* TASK TO COMPLETE
Which lines below contain "redesign"? Copy every one of them.

* MATERIAL SUPPLIED
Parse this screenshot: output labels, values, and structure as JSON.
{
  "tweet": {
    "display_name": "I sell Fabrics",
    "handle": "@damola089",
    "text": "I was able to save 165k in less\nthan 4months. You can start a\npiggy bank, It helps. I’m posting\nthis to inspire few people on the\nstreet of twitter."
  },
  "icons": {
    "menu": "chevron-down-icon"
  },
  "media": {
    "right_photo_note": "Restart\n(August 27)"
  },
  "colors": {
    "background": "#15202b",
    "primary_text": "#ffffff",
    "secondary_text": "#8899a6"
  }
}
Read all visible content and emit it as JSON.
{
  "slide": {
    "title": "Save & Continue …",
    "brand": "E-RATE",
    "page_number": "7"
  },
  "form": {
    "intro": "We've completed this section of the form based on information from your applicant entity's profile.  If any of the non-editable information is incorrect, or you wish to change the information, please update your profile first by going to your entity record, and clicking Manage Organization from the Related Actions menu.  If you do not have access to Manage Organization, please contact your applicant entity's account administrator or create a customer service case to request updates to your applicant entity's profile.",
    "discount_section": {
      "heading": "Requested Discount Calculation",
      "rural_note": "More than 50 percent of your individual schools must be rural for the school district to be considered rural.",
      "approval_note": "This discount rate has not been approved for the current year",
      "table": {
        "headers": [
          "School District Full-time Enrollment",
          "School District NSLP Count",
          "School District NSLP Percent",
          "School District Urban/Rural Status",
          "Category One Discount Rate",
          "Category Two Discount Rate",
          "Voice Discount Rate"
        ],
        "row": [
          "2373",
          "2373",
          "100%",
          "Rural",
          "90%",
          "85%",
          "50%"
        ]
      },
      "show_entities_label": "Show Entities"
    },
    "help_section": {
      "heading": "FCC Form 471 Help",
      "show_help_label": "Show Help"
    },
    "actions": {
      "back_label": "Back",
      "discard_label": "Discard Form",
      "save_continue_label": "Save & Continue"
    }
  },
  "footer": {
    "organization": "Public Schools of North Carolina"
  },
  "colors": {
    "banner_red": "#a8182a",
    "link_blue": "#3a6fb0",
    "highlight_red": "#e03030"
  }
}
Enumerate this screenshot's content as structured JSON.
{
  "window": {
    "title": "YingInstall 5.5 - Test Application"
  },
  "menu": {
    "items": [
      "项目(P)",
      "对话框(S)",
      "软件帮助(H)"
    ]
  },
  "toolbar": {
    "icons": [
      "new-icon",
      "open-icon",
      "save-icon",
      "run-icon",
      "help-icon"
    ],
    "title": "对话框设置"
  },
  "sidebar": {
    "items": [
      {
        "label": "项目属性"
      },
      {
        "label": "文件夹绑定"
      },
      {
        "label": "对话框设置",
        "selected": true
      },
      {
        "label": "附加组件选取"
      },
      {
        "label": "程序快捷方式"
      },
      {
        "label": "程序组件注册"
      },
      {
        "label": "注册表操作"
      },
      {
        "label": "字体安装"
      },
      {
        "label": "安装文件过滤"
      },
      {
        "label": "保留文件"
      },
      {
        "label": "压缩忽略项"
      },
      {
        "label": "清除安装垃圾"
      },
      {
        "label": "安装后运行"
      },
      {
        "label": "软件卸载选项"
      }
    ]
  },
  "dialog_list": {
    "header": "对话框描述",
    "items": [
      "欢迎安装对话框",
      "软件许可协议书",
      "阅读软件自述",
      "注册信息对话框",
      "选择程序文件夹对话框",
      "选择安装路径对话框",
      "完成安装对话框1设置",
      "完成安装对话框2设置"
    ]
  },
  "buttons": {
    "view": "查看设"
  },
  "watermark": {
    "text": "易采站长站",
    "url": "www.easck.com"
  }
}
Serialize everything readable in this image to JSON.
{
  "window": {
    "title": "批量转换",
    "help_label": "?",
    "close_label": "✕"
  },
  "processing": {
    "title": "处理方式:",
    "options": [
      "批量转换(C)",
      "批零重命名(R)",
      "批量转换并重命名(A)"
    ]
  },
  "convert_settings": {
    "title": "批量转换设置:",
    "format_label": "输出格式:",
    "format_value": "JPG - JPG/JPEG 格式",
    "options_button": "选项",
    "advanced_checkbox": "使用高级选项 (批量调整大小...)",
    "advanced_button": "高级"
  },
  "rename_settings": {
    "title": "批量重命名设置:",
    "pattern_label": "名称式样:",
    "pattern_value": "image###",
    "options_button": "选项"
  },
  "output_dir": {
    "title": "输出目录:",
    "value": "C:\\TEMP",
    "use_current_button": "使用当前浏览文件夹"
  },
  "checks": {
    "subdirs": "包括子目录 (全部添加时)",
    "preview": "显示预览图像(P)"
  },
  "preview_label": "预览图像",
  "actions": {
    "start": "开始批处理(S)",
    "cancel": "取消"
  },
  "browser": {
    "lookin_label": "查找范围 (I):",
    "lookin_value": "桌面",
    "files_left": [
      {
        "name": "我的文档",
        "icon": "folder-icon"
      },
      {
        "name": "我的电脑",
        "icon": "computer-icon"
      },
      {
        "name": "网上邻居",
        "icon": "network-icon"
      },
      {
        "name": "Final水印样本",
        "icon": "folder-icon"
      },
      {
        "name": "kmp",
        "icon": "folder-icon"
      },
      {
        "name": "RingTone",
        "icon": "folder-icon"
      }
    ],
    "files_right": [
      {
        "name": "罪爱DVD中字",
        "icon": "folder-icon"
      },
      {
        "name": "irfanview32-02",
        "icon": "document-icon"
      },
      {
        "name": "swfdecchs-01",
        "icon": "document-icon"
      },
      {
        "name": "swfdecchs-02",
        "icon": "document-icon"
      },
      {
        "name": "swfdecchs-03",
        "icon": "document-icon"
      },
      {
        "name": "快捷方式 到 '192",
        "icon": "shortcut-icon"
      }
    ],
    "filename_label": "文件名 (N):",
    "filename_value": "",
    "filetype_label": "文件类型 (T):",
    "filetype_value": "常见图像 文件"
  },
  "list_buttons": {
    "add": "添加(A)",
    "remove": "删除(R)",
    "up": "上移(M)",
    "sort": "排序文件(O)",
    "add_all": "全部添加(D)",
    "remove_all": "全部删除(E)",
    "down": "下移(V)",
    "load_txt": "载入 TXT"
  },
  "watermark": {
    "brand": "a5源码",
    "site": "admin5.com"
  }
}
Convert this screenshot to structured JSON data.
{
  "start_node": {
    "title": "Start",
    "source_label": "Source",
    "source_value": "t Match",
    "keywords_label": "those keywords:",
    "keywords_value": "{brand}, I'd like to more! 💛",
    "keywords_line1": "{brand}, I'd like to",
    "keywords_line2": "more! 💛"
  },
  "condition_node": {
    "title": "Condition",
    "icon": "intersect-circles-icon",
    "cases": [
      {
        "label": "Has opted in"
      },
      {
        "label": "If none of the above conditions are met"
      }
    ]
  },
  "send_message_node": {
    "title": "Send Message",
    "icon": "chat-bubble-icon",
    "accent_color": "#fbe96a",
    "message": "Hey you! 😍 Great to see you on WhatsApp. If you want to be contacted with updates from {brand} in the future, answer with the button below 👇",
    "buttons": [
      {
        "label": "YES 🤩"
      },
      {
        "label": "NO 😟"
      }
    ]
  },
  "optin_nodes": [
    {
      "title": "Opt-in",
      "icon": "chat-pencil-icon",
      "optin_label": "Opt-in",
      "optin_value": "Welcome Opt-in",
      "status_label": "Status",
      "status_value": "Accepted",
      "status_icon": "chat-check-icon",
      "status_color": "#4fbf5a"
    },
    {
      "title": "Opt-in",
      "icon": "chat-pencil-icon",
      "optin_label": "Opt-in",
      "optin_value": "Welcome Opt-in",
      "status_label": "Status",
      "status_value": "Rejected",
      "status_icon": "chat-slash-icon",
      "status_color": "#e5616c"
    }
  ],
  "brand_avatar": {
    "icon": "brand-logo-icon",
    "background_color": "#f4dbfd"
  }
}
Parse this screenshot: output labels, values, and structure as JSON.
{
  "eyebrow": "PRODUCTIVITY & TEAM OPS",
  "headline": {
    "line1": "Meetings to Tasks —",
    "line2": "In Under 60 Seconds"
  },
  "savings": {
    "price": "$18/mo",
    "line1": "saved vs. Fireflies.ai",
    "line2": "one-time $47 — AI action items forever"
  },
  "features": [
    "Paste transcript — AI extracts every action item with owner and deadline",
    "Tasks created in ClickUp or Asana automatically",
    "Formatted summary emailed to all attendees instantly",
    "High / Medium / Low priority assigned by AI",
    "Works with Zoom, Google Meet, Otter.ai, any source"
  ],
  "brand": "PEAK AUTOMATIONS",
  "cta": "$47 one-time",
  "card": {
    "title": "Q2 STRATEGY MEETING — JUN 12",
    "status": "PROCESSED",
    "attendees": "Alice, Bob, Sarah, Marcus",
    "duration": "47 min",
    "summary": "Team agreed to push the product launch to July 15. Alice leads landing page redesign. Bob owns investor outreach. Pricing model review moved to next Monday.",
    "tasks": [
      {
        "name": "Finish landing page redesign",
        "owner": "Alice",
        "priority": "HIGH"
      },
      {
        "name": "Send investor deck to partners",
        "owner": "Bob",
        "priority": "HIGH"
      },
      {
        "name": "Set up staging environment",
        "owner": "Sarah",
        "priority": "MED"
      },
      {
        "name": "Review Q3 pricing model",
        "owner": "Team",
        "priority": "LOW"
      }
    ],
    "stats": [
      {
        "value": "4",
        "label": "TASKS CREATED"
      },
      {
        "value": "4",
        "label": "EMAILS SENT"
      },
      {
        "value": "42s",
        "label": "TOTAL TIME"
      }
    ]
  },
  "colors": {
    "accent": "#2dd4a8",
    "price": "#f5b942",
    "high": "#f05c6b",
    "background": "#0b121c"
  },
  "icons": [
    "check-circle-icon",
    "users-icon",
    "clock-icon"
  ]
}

* SOLUTION TO THIS PROBLEM
    "summary": "Team agreed to push the product launch to July 15. Alice leads landing page redesign. Bob owns investor outreach. Pricing model review moved to next Monday.",
        "name": "Finish landing page redesign",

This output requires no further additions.